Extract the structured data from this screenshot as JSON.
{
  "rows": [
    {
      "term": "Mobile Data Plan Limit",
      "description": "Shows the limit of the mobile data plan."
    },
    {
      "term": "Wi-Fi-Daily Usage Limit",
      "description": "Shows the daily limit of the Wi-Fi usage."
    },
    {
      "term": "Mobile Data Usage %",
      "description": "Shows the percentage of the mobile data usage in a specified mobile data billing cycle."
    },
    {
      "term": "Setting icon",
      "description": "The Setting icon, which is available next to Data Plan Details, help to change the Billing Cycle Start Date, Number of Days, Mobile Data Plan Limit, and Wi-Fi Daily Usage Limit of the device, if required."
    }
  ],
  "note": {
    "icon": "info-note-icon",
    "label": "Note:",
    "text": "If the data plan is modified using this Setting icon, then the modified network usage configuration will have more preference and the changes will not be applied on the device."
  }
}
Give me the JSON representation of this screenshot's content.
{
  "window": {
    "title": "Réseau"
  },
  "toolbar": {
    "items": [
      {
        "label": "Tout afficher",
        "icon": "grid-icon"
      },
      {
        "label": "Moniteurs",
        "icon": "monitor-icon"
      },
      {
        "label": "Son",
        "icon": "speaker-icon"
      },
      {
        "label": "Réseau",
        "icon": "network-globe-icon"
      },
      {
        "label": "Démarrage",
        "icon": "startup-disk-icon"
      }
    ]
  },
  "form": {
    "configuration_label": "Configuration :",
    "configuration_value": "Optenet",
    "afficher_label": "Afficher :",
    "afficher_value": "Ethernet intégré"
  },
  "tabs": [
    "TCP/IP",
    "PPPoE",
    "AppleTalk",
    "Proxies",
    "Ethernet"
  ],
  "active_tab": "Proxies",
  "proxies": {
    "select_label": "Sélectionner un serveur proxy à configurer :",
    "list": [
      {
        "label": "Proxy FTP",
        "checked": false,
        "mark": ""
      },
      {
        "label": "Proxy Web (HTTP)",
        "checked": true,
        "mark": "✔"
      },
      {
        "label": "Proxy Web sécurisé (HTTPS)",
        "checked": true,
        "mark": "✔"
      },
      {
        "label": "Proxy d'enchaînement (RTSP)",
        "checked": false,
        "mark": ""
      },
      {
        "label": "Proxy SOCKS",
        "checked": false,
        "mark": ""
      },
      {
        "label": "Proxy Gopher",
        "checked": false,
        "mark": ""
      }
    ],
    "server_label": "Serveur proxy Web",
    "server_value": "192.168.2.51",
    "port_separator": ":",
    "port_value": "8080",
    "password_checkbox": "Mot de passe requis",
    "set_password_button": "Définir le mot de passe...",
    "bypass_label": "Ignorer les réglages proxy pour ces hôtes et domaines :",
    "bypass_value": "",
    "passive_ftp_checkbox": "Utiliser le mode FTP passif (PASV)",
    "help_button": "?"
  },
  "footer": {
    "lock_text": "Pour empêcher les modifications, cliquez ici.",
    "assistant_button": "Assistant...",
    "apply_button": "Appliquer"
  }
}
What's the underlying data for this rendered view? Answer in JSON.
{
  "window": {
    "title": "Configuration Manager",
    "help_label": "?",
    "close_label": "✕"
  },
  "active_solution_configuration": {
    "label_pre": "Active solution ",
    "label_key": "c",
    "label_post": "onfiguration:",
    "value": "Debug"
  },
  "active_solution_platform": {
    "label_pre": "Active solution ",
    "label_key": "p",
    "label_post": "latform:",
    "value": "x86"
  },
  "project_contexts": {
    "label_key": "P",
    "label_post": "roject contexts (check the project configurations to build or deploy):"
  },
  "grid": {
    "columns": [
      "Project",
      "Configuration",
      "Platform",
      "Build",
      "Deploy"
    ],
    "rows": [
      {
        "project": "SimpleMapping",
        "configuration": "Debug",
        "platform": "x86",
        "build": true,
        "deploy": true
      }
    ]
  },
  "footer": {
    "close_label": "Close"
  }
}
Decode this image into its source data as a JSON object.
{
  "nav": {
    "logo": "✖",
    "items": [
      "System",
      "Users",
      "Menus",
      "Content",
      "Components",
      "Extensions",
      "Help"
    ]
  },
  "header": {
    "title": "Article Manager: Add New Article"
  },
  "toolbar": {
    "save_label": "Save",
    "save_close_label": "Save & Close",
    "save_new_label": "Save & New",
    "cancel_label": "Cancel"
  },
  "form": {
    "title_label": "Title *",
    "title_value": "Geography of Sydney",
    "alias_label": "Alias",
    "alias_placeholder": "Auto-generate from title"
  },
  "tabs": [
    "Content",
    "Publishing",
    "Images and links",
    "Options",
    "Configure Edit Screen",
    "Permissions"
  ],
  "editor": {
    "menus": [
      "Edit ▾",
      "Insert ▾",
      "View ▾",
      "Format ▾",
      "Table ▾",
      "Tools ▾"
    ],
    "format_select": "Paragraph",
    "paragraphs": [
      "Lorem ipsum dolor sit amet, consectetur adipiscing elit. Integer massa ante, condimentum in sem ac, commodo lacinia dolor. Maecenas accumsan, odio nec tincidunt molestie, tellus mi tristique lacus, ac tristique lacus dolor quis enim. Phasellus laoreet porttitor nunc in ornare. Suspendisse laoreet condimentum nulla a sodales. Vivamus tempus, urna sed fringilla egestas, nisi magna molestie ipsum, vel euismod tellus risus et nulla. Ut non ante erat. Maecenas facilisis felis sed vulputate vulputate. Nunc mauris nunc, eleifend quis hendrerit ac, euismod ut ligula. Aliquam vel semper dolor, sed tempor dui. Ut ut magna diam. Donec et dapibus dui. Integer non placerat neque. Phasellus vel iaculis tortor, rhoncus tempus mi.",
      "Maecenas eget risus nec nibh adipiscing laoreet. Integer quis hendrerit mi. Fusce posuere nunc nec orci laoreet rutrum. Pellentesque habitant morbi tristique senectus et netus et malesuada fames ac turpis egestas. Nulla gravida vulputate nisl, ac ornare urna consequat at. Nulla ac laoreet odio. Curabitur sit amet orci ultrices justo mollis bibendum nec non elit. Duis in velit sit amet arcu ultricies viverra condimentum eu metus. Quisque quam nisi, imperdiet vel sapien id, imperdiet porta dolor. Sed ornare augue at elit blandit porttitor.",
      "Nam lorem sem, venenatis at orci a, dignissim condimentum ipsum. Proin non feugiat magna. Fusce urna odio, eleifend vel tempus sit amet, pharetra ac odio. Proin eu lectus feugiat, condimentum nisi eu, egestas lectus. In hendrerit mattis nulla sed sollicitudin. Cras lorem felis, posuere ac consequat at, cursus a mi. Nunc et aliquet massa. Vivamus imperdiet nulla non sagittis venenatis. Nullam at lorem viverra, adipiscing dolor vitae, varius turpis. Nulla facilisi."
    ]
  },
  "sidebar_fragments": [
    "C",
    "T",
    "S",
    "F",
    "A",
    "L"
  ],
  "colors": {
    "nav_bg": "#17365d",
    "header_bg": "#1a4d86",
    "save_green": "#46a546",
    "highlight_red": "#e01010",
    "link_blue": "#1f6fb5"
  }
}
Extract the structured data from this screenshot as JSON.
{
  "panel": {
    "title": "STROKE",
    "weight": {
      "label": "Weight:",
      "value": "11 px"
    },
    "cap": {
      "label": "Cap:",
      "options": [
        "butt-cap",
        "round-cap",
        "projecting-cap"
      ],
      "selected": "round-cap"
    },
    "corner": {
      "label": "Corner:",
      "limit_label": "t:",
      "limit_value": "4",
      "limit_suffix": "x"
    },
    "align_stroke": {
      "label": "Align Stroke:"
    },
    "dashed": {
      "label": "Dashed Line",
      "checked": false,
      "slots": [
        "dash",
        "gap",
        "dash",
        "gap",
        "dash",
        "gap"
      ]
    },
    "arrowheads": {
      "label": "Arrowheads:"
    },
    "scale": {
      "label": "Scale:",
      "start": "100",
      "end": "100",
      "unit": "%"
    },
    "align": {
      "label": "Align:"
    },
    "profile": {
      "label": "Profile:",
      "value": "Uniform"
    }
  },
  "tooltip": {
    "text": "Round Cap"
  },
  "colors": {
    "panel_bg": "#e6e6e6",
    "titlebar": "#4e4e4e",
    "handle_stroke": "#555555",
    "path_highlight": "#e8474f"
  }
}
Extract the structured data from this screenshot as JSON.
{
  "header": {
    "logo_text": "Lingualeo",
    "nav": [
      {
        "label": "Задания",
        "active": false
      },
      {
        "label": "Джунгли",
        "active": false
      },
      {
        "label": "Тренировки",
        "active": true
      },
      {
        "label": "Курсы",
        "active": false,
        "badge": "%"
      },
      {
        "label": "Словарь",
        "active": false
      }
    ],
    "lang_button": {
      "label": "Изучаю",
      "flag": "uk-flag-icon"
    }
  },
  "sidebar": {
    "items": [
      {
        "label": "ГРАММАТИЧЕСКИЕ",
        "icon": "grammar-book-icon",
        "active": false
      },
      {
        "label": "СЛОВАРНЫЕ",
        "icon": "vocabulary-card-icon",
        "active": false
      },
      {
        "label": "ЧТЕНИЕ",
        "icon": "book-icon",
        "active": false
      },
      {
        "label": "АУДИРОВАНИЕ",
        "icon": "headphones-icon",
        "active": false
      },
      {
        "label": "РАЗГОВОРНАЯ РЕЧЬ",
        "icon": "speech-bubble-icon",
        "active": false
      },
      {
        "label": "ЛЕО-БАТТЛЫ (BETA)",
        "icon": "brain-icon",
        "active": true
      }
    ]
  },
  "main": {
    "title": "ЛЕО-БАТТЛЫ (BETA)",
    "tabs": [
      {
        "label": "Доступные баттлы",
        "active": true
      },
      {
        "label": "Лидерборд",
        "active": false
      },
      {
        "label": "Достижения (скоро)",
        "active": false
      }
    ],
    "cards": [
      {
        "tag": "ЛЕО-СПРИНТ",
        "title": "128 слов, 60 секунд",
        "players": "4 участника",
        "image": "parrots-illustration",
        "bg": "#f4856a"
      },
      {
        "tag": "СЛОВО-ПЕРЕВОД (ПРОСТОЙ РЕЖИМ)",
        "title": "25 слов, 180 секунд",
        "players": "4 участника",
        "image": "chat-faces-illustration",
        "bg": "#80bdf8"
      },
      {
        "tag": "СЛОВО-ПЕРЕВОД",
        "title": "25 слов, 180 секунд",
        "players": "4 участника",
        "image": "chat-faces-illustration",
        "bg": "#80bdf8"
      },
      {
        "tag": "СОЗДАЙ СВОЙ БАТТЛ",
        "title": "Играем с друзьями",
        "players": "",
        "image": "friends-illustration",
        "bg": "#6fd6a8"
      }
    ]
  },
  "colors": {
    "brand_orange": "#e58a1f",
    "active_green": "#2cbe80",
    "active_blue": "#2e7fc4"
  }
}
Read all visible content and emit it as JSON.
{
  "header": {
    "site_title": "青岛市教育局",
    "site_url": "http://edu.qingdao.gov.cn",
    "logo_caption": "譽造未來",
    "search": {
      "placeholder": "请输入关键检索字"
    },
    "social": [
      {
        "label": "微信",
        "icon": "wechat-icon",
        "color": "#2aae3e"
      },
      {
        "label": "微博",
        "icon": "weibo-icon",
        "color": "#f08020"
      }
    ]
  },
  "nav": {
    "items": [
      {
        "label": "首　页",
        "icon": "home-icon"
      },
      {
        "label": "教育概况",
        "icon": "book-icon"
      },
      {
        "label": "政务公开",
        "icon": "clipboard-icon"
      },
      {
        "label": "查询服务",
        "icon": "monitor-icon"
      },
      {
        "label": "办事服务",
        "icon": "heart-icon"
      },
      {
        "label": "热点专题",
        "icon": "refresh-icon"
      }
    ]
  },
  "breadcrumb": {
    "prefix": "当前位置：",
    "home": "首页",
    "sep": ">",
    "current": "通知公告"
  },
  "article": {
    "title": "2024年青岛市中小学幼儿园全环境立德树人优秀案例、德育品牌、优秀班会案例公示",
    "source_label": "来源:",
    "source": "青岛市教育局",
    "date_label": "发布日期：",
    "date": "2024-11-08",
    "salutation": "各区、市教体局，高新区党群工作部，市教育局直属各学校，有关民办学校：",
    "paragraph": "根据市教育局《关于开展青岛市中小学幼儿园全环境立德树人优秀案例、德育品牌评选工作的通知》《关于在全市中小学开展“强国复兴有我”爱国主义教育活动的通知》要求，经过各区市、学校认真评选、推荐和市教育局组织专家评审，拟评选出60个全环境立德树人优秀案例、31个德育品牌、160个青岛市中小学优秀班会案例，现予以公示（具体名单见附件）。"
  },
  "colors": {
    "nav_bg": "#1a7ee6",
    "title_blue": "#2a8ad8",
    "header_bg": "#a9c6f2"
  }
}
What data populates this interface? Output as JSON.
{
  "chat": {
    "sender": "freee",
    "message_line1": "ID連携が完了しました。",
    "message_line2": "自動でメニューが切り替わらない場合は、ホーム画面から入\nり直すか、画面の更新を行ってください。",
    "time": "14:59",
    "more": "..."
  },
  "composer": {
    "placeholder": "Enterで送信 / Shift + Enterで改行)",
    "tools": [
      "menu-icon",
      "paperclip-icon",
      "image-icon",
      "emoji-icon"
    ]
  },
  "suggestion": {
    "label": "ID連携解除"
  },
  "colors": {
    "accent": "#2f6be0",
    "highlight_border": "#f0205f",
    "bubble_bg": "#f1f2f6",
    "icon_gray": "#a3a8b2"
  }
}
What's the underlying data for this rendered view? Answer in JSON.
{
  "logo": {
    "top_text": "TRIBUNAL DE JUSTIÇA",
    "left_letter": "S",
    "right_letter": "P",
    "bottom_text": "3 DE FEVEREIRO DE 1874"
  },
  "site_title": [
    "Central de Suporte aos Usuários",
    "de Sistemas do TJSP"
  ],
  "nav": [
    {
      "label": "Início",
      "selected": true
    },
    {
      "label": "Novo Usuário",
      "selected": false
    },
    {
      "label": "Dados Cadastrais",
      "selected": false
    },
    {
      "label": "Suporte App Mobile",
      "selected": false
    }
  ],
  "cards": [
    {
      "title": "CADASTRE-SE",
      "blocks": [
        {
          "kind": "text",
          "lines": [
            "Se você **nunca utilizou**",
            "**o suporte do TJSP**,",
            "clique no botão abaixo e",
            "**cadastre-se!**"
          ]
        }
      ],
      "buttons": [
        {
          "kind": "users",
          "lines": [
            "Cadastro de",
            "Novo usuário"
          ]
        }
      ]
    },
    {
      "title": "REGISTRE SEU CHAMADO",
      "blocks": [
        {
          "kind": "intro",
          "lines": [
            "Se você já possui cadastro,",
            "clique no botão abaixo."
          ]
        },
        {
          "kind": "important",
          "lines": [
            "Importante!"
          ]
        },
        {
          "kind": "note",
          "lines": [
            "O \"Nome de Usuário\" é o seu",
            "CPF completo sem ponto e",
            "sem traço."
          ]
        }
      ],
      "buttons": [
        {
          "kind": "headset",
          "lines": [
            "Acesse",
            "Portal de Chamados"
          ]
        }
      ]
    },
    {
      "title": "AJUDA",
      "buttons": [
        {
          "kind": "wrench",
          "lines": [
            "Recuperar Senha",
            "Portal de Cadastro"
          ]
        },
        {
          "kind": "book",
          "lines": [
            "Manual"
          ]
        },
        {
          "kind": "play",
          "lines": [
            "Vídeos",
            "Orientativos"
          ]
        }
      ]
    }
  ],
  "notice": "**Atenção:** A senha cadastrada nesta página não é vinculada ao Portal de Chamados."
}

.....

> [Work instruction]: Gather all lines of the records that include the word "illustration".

> [Final answer]:
        "image": "parrots-illustration",
        "image": "chat-faces-illustration",
        "image": "chat-faces-illustration",
        "image": "friends-illustration",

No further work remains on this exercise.